As a military-naive civilian, I’m generally opposed to the concept of carpet bombing. Too much potential for collateral damage. Though I suppose that’s the point — to throw everything you’ve got at the problem, unintended consequences be damned.
Again, generally speaking, I’d prefer a more targeted solution. Something focused on the problem at hand and, most importantly, guaranteed to work. But not every problem can be solved that way. In fact, many can’t. And I’m growing a bit fonder of carpet bombing as the best solution to one particularly big problem.
I’ve struggled with binge eating disorder (BED) for a very, very long time. Some years are better than others, but one thing is for certain: the older I get the worse it gets. Worse and worse and worse. Every period of binge eating so much more difficult to squelch than the last. When I spoke recently of wanting to give up, accepting that this is who I am, it was the binge eating in particular that I meant. I have fought for so long — 20 years at least. Probably closer to 25. I have tried a million different solutions. Books, diets, courses, websites, psychotherapy, psychiatric care. And I’m tired.
I told Celeste, my lovely Celeste, so at my last appointment. That I was done. That I was giving up.
She told me no. One more solution… one single thing left to try: medication.
Celeste and I have gone round and round about the idea of medication for several years. Incompatibility of the medication with a potential pregnancy has always been a concern though, and I wasn’t willing to put the brakes on that for any amount of time to give meds a shot.
So a few years later — pregnancy’s a no-go and the binge eating is at full force, so we’re doing it. I’m going to try the medication.
When I think back on all the years of wishing for a magic bullet, a quick cure, it’s remarkable to think how reluctant I’ve been to try what may very well be just that. However, in the interim, I’ve learned a whole lot about the treatment of substance use disorders (substance abuse, addiction) and, in particular, a lot about the concept of medication assisted treatment (MAT). What I’ve learned has been exceptionally pertinent to the way I think about medication for myself in the context of BED now.
MAT itself is somewhat controversial, for a number of reasons not worth discussing here… but what the group I work with has essentially settled on as a guiding principle is that MAT is somewhat of a misnomer as it implies that medication alone can solve what is a very complex problem. We prefer the idea of TAM — treatment assisted with medication. In the case of addiction, it’s using medication to beat back the cravings to such a point that the mind can get to a place capable of recovery. And what that entails, in addition to taking the medication carefully and as prescribed, is a LOT of work, a lot of different kinds of work, and a desperate hope that some bit of that work sticks. Carpet bombing.

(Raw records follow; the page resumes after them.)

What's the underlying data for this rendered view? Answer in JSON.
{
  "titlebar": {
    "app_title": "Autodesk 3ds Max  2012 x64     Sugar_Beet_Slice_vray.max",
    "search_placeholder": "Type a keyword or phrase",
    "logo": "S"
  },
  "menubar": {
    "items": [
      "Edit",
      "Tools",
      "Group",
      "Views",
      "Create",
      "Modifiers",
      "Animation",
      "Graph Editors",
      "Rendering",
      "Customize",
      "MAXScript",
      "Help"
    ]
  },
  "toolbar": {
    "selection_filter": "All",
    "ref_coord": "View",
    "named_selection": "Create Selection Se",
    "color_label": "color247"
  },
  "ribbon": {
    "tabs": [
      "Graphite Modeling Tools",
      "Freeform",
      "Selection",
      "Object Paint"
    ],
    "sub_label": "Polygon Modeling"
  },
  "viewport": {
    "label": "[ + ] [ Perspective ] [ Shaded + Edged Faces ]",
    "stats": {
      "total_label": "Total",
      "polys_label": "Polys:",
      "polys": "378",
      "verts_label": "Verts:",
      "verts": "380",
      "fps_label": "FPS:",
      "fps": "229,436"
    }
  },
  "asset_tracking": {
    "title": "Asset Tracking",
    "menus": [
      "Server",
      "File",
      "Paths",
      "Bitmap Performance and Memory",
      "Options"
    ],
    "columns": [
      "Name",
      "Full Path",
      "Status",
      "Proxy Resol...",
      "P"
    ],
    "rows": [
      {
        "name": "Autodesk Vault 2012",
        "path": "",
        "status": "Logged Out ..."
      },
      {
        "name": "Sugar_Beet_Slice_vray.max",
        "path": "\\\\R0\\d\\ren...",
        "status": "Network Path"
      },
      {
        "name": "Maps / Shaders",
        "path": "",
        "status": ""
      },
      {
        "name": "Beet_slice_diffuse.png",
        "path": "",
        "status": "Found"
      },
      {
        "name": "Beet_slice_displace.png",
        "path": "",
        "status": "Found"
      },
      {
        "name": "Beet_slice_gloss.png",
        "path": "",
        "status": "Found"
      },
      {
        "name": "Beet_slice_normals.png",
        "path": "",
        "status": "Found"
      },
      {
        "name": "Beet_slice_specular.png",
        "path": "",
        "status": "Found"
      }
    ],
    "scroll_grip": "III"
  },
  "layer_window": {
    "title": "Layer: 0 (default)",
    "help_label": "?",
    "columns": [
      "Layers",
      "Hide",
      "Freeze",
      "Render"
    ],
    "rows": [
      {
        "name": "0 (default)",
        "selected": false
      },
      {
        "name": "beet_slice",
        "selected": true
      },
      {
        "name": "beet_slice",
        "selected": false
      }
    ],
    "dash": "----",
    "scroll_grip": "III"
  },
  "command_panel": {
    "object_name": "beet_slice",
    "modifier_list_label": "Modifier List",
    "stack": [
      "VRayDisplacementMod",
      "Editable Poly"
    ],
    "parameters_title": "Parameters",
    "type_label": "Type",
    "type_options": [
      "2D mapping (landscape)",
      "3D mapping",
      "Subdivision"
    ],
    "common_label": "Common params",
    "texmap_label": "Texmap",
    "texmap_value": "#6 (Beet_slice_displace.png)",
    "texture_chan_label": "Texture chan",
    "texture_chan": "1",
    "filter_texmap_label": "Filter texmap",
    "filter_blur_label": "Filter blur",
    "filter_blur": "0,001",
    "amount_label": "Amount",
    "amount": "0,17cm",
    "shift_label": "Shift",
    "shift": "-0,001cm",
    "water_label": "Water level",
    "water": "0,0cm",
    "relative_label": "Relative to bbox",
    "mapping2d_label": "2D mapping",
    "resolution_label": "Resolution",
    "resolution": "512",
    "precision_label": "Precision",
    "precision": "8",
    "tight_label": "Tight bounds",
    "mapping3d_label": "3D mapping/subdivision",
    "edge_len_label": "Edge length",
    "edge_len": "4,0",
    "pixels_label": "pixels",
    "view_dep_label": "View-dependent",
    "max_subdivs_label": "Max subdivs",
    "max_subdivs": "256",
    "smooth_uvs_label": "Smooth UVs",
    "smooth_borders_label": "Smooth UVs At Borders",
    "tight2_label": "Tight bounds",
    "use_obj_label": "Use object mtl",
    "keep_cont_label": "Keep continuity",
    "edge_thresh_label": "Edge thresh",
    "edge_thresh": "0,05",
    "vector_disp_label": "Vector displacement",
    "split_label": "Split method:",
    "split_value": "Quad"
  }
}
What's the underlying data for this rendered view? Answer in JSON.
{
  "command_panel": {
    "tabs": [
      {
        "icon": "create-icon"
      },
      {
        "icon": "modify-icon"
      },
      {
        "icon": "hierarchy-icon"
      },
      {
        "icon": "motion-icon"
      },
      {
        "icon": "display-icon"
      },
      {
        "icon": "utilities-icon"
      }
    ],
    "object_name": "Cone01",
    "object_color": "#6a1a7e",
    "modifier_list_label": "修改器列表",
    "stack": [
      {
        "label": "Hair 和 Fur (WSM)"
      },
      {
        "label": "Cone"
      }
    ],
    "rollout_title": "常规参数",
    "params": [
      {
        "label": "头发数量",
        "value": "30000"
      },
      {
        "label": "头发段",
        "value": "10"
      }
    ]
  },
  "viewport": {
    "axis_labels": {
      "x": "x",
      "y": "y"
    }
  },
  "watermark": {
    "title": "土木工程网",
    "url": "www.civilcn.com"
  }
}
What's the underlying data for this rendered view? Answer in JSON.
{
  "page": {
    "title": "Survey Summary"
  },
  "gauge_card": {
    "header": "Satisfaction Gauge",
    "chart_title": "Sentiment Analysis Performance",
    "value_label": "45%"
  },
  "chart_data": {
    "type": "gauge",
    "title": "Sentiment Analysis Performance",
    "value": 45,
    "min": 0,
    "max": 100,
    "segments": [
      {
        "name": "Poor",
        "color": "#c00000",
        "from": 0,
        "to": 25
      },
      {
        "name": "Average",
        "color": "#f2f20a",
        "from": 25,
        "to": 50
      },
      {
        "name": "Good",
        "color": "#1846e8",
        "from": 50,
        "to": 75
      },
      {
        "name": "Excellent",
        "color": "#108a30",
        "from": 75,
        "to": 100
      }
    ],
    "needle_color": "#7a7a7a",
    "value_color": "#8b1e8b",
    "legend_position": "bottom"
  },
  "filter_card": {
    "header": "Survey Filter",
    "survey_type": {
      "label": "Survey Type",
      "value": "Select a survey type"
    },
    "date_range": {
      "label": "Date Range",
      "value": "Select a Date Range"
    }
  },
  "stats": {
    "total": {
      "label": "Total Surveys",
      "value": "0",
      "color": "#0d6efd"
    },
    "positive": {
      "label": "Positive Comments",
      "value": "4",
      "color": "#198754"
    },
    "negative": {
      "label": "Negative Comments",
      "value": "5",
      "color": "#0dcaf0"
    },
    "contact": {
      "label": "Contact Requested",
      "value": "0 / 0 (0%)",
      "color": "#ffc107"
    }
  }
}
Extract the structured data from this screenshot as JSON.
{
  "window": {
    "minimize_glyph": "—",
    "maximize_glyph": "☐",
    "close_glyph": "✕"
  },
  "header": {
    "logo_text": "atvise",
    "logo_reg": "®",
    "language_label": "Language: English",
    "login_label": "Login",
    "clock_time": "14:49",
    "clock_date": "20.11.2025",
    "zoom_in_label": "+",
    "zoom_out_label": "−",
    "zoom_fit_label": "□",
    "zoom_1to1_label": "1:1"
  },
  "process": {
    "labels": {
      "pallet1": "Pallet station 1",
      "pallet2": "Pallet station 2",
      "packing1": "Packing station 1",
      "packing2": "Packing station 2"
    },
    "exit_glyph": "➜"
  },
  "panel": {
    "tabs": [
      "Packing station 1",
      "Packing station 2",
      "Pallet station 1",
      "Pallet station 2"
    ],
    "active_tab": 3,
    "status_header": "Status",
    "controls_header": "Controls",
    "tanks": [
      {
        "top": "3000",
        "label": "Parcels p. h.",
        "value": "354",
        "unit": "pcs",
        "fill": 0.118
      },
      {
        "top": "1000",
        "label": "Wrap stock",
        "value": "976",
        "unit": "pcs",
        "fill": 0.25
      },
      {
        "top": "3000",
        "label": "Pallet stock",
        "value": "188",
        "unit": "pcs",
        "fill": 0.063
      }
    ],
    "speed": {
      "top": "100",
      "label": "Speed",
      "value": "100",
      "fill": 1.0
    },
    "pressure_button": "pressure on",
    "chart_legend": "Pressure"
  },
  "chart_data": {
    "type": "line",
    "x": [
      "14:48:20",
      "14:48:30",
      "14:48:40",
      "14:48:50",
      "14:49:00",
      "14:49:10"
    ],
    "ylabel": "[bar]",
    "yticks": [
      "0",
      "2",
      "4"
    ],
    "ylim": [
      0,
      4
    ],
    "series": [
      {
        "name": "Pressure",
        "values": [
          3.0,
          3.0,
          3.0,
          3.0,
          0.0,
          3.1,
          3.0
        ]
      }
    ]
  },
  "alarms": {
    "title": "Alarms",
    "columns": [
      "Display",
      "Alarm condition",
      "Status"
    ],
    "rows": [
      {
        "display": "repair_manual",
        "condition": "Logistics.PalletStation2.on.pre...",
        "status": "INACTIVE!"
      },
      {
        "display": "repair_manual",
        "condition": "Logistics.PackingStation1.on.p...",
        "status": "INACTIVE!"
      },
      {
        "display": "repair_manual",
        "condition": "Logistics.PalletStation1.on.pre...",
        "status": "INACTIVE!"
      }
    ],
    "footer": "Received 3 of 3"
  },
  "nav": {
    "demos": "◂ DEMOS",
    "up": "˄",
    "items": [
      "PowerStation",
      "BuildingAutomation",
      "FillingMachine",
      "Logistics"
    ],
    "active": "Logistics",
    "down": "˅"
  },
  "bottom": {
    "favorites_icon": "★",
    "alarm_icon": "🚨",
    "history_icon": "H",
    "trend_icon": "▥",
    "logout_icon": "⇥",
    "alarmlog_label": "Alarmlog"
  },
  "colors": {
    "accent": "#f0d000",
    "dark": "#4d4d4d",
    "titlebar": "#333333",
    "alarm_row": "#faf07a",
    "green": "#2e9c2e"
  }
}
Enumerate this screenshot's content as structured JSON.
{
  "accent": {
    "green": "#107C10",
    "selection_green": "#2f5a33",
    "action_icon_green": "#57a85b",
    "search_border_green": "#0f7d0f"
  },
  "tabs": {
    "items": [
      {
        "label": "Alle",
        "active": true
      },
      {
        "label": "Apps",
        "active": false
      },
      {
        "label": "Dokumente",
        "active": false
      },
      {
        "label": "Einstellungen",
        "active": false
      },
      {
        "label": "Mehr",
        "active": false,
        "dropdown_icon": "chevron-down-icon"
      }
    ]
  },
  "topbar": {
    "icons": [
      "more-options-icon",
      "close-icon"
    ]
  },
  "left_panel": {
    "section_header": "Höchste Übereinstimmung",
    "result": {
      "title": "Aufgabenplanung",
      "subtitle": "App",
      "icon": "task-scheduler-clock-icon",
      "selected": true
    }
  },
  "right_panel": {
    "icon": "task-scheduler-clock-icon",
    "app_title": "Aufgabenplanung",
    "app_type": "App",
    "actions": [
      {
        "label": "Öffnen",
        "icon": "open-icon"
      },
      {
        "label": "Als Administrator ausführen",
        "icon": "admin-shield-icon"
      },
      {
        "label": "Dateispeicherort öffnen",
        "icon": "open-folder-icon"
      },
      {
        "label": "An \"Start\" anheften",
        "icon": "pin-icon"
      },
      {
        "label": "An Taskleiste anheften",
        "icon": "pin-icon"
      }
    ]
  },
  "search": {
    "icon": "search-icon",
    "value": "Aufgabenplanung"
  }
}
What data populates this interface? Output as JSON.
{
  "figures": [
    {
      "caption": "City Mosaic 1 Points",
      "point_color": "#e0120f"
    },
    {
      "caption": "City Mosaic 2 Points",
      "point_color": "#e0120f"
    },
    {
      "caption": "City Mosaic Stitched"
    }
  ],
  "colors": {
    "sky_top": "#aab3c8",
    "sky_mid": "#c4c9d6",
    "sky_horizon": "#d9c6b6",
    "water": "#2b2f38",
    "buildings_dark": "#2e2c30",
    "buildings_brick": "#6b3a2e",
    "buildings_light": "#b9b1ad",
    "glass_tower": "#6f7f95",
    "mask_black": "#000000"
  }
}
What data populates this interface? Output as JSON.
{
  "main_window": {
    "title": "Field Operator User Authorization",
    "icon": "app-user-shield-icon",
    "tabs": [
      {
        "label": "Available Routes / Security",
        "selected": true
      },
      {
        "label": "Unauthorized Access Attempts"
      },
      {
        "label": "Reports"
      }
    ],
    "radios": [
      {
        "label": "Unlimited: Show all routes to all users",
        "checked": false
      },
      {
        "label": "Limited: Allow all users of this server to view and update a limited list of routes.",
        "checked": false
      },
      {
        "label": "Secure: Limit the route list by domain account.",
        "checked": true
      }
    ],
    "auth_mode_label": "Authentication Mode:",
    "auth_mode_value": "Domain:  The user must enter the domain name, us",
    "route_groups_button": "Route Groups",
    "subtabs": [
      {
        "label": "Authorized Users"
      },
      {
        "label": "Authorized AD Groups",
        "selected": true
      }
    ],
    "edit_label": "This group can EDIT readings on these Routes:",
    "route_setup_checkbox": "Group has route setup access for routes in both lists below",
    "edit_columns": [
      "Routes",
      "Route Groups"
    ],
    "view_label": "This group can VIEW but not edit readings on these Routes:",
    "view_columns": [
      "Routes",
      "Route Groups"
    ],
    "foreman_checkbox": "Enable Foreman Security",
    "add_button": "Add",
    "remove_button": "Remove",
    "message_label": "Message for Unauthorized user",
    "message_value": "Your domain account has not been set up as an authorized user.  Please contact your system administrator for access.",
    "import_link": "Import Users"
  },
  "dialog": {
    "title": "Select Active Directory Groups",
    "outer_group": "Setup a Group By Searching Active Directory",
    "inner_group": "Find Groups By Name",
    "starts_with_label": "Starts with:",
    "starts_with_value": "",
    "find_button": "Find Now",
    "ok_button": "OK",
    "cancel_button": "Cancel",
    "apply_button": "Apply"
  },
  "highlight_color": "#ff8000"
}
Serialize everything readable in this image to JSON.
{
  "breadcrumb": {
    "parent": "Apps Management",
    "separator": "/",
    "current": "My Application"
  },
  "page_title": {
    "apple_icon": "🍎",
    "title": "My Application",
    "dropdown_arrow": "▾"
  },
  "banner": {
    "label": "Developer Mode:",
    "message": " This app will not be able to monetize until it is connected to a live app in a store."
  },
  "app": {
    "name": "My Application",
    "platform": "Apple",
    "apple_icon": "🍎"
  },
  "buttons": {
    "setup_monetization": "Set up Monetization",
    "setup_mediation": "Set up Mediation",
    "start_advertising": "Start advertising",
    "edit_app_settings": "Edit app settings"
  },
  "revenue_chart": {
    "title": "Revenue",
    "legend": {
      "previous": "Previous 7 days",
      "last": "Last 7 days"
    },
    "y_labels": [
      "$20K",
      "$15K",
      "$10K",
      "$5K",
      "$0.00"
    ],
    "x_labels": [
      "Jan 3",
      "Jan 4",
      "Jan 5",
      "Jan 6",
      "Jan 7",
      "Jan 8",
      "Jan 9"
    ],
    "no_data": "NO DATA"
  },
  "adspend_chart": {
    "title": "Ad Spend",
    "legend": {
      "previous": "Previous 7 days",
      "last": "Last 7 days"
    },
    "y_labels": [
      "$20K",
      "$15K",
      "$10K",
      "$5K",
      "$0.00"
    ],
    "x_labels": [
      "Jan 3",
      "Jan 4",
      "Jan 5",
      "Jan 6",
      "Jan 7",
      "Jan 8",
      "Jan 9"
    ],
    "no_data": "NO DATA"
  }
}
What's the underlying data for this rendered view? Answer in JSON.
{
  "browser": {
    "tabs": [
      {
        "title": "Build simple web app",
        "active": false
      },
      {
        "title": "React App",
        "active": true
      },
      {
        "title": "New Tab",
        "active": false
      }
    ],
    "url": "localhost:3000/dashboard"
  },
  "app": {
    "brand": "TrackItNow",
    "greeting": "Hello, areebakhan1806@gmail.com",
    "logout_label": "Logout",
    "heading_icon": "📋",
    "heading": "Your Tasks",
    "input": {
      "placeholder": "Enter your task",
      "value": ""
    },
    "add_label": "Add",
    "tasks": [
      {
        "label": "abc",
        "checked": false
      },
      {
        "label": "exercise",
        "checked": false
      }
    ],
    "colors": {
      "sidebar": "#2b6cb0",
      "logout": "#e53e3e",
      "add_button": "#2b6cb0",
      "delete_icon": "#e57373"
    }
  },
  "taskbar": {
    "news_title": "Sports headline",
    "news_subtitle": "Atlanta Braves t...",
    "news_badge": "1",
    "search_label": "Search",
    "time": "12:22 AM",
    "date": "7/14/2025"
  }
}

Perhaps my situation is not so different. I don’t mean to suggest that BED is on par with or the same as addiction in the traditional sense (although arguments can be made for crossover of elements of BED with elements of substance use disorders as well as obsessive compulsive disorder), but perhaps the treatment paradigm ought to be similar. I don’t want to hang all my hopes on medication and forget about the rest of it. I feel so close to giving up, so tired of trying, if this is to be it — it needs to be it. All in.
Since Celeste wrote my prescription, I’ve spent a lot of time thinking about (and researching) what it would mean for me to be all in. Outcomes for BED treatment are variable and relatively poor — so what to choose? Medication is now on the table, but what else? What else is there that I haven’t tried? The answer, as far as I can tell, is nothing… at least on its own.
So: carpet bombing.
I’m pulling out all the stops and trying it all at once, hoping against hope that something… anything… sticks. My medication finally arrived at noon today and I took my first dose at 12:01, right on time. I’ve ordered an UpToDate-recommended cognitive behavioral therapy (CBT) workbook that I’ll use in conjunction with my routine psychotherapy appointments. And I joined a healthy lifestyles coaching program to focus on the intensive behavioral therapy (IBT) principles espoused by the US Preventive Services Task Force…
The Binge Eating Disorder Offensive (BEDO).
If you drop enough bombs, you’re bound to hit something.
If you’re new around here… or just don’t remember clearly every word I’ve ever written (gasp!) and you’re interested in learning a little bit more about my historical battle with BED and body image, you might consider reading these: